And then there are a variety of rice Pulavs – from the simple, dainty Nei Kool (ghee rice garnished with raisins and nuts) to the more elaborate and spicy vegetable, chicken and mutton pulavs.

Coorgs are “pure” or “strict” non-vegetarians, as some of them like to call themselves. This obviously goes back to the times when they hunted the wild boar, deer and birds that populated their dense forests. Hunting, both for sport and food, was a popular pastime of the Coorgs. It is not as common now because of the depletion of the forests that have been cut down to plant profitable crops such as coffee, cardamom and pepper. Besides, current wildlife laws prohibit game hunting. Fish and crabs are caught in the paddy fields, ponds and streams that are found everywhere in Coorg. No Coorg meal is complete without at least one non-vegetarian dish. Pork is an all-time favourite, cooked as Pandi curry and served with Kadambuttu for breakfast, or with rice at other meals. Meat, chicken and fish, whether raised at home, bought from the market or hunted in the forest are cooked in a variety of ways with different combinations of spices. They may be fried, roasted, grilled or cooked as a curry with gravy. Meat and fish are also preserved by pickling or by salting, smoking and drying. A reed basket hung over the fireplace in the traditional Coorg kitchen held the salted meat or fish that was being smoke-dried. Dried meat and fish are used during the long monsoon season when stepping out of the house is nearly impossible. Dried fish and crab meat are also used to make spicy chutneys. Meat features in many traditions of the Coorgs – in the “meedi” offerings made to ancestors before a feast, in the “koopadi” taken by close relatives to an expectant mother, and in all festivals and ceremonies related to birth, marriage and death.
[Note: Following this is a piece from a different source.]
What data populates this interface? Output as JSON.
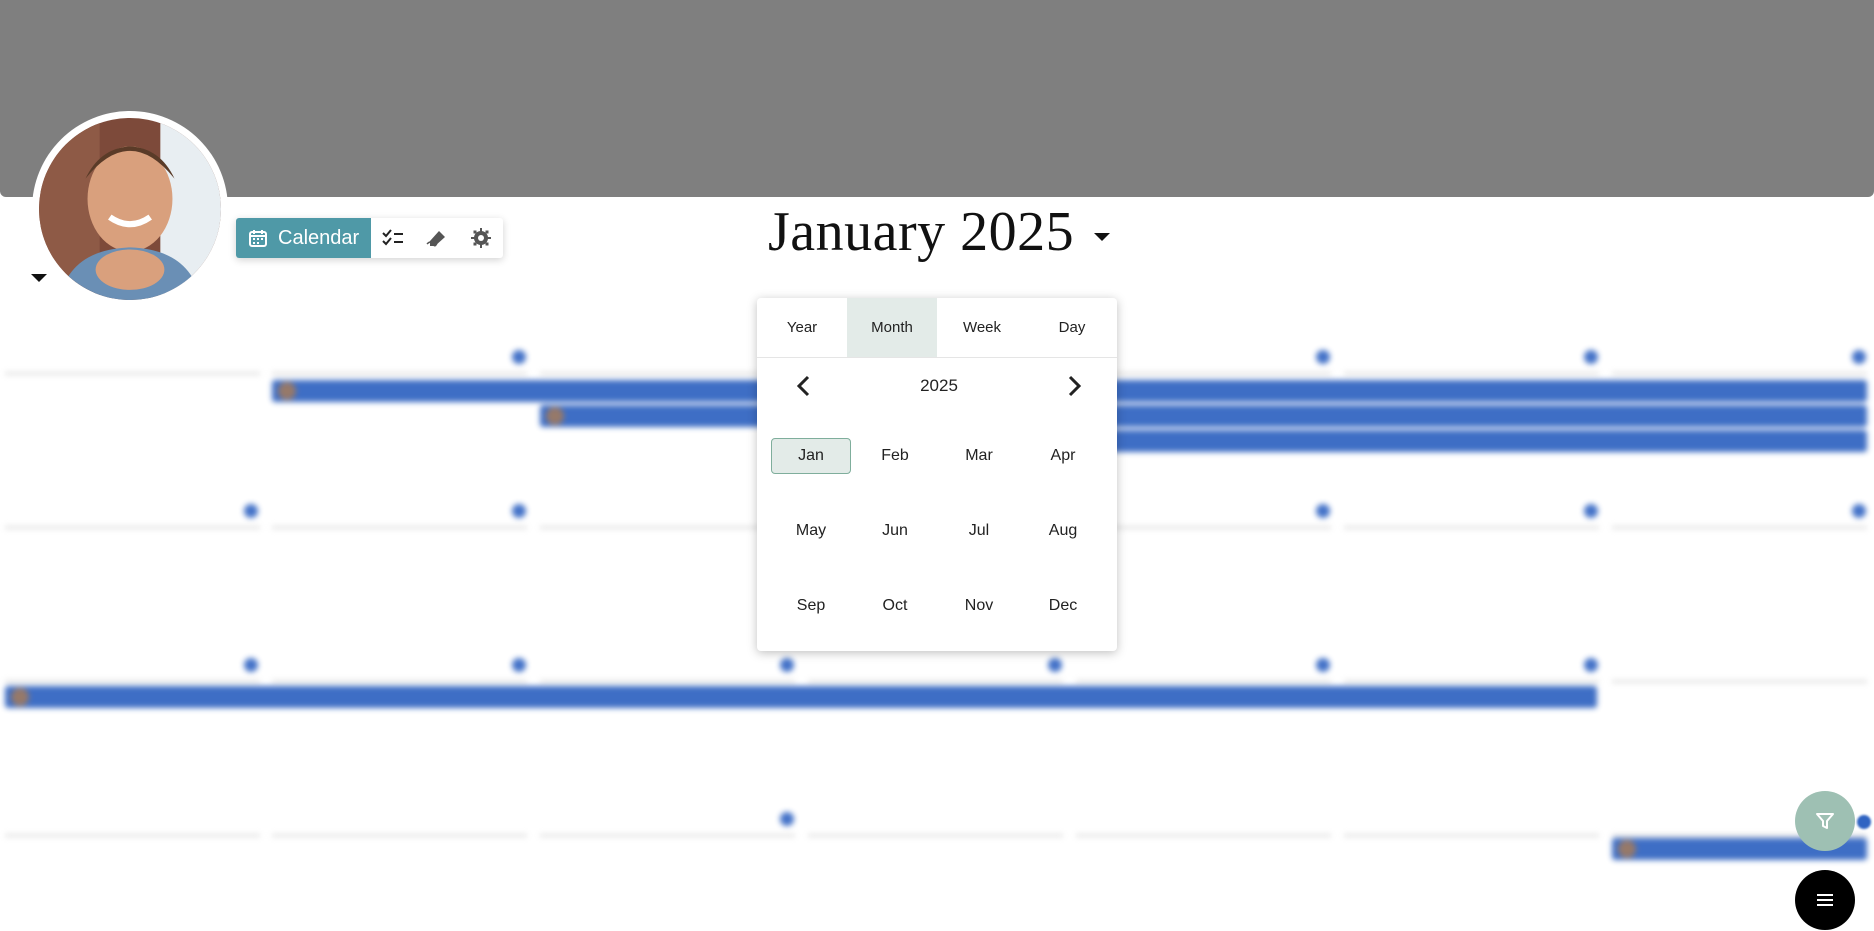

Meat is taboo only during festivals, such as Kaveri Sankramana, that have been influenced by Brahmin traditions.

Coorgs are also partial to vegetable dishes that use produce from their forests and fields – Baimbale curry (made from tender bamboo shoots), Kumm curry (from wild mushrooms that were used in Coorg long before they became popular in the rest of the region), Therme Thopp curry (of the tightly coiled tender leaves of a variety of fern), Chekke curry (of unripe jackfruit) Chekke Kuru curry (of jackfruit seeds), Baale Kaamb curry (of the stem of the banana plant), Kemb curry (from the leaves of the colcosia plant), Kemb Kande curry (of the colcosia yam), Maange curry (of raw mangoes with spices and jaggery, plate-licking good if made from wild mangoes), Maange Pajji (made from ripe mangoes with curds and coconut – also delicious if wild mangoes are used), and the popular Mudure Kanni (a spicy gravy made from the thickened juice of boiled horse-gram). Chutneys are made not only from coconut, as in other cuisines, but from gingelly seeds, horse gram and jack fruit seeds. These chutneys go well with Akki Otti.

The basic ingredients of a traditional gravy for a Coorg Curry, whether vegetarian or non-vegetarian, is coconut, ground with onions, garlic and a selection of other spices. In the past, coconut oil was used for cooking. But because of the cholesterol scare, coconut oil is now used sparingly or not at all, and refined vegetable oil is substituted for coconut oil by many, resulting in a loss of the authentic taste of Coorg dishes.

Pickles made in Coorg traditionally do not use oil as a preservative. Spices and salt brine are used instead. Besides the common lime and mango pickles, Coorgs make pickles using pork, fish, Kumm (mushrooms), Baimbale (tender bamboo), Ambate (hog plums), Nellikai (goose-berries), Kaipuli (bitter orange),and Badava Puli (a large citrus fruit used only for pickling).